There’s been a huge shift towards drinking wine at home rather than in a restaurant or lounge setting. This means that I’m not always there to talk about the wine, so the wine really needs to speak for itself. I tried tackling this change by writing more extensive tasting and serving notes on our labels, to mixed results! We get tagged in a lot of social media posts of folks enjoying our wines at home, and it’s always so fun to see them out in the wild alongside a good meal and some friends. I was also tagged in a video where someone zooms in on the ‘serve lightly chilled’ note on our red wine, then the video cuts to the wine getting put in the microwave with a ‘you can’t tell me what to do’ caption. So, mixed results.
I think a lot of people have been incorporating nice wines into their routines, as it can be a lot easier to pull a cork than try to recreate your favourite bar’s cocktail list from home. Folks have been branching out from their go-to wines and are more willing to experiment with some new styles. Hopefully this translates into a whole new group of wine lovers eager to learn more about what they are drinking and where it comes from.
With so many businesses struggling during the pandemic, consumers now care even more about supporting their local wineries. Locals want to be drinking BC wines, and it’s really what’s keeping everyone in the industry going. I suspect there will be a trend towards drinking locally for quite a while to come.
Less serious wines are on the rise, fresh and zippy, casual and fun, wines to be gulped from solo cups at a picnic.
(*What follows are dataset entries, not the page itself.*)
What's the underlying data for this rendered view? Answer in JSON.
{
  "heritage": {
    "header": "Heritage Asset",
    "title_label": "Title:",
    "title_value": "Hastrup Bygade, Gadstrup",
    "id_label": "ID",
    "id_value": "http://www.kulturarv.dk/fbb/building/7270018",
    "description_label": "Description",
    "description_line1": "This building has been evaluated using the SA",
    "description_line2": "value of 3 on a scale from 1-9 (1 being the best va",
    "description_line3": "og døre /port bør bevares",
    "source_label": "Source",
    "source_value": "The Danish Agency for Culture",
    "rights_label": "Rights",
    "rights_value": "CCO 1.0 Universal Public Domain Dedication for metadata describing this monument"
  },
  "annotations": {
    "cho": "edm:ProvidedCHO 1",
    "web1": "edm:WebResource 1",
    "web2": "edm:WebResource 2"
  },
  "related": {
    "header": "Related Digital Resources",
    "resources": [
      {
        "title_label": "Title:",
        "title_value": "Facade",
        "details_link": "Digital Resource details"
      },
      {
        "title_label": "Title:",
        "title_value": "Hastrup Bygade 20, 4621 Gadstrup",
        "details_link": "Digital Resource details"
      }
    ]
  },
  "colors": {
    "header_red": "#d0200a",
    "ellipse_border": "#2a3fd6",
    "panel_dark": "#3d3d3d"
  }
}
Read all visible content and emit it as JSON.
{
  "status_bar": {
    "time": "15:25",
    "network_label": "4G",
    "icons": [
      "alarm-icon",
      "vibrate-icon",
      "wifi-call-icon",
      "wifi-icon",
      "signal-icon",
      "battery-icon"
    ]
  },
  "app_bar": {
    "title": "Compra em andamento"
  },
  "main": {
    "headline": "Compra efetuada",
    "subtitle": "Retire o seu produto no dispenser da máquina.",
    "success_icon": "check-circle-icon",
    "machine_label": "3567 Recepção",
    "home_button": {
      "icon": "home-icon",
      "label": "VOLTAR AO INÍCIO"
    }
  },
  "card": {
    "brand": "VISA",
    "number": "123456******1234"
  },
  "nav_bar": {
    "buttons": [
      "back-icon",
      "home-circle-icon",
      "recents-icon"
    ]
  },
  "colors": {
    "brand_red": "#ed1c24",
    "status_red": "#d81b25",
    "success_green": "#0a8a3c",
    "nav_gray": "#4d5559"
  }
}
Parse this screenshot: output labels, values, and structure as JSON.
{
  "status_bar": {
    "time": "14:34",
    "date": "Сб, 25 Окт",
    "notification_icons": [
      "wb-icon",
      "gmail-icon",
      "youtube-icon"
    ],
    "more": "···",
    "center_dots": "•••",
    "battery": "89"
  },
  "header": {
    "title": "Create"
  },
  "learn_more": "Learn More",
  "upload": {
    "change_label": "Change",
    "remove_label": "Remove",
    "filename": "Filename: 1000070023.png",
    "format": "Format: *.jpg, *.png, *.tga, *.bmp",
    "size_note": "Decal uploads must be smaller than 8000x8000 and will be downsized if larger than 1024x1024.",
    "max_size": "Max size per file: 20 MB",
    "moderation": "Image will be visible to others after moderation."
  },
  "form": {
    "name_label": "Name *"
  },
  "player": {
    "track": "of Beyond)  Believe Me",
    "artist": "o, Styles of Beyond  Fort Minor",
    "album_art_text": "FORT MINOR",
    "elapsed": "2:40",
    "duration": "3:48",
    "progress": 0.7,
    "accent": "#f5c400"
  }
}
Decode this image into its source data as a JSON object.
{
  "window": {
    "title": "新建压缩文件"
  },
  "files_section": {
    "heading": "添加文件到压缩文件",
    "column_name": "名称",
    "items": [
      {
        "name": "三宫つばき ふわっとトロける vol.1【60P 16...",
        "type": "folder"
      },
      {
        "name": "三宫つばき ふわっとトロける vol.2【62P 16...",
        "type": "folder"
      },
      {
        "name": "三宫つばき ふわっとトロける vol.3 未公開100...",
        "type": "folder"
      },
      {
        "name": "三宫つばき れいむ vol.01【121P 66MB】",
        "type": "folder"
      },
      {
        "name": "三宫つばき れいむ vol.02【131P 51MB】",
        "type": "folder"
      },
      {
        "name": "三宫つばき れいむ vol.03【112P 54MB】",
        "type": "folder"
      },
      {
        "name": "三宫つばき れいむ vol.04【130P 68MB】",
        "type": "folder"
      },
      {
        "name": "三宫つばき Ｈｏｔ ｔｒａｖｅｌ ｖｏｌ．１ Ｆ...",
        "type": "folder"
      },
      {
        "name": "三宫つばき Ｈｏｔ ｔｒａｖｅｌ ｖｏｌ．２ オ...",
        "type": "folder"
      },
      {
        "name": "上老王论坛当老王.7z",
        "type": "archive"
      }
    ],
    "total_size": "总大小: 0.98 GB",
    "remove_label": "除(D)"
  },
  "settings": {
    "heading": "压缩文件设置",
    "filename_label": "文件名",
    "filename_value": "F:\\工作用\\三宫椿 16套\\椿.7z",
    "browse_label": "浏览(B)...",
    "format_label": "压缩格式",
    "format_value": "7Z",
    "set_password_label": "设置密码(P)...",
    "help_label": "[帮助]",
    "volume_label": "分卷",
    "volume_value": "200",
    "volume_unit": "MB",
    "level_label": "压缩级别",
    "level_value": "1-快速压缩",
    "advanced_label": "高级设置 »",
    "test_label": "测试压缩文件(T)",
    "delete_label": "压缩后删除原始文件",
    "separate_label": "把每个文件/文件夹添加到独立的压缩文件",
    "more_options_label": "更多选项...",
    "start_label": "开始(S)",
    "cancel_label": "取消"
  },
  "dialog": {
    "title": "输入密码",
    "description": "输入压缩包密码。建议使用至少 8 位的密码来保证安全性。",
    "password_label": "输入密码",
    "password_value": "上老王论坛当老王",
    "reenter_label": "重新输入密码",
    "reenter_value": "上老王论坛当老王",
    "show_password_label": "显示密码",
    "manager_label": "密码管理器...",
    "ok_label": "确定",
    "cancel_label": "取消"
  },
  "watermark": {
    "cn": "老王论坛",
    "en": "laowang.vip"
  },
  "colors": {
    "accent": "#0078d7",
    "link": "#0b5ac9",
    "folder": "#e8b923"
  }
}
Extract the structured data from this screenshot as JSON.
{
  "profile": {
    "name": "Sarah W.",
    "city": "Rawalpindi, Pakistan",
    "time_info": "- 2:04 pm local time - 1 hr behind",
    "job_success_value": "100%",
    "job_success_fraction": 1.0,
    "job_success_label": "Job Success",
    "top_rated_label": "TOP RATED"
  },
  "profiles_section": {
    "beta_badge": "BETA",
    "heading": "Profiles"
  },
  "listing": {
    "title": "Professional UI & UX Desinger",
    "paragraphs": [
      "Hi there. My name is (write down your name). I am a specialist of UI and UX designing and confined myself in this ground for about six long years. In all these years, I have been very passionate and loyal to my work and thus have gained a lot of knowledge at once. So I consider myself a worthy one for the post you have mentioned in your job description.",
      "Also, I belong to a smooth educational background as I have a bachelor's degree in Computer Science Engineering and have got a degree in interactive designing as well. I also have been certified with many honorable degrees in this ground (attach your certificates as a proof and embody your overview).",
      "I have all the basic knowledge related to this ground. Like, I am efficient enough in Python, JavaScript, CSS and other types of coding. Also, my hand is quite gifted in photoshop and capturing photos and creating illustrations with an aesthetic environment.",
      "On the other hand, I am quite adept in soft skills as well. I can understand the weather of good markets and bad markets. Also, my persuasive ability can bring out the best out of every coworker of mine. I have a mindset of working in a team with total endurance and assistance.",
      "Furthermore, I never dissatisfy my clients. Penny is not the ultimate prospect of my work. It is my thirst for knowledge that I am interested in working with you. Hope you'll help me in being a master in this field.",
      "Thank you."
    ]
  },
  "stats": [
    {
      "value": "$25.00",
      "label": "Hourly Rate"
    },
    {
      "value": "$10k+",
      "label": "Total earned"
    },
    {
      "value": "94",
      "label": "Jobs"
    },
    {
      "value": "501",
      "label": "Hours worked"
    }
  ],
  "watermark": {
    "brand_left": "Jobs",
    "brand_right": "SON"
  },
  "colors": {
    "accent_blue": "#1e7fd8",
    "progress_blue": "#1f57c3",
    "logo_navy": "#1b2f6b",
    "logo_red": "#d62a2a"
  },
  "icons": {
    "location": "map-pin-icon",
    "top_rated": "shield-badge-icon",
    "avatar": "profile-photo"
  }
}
We can’t keep our sparkling rosé on the shelves, and are selling it at twice the rate as our rosé last summer. Parks & picnics are the new wine hotspots!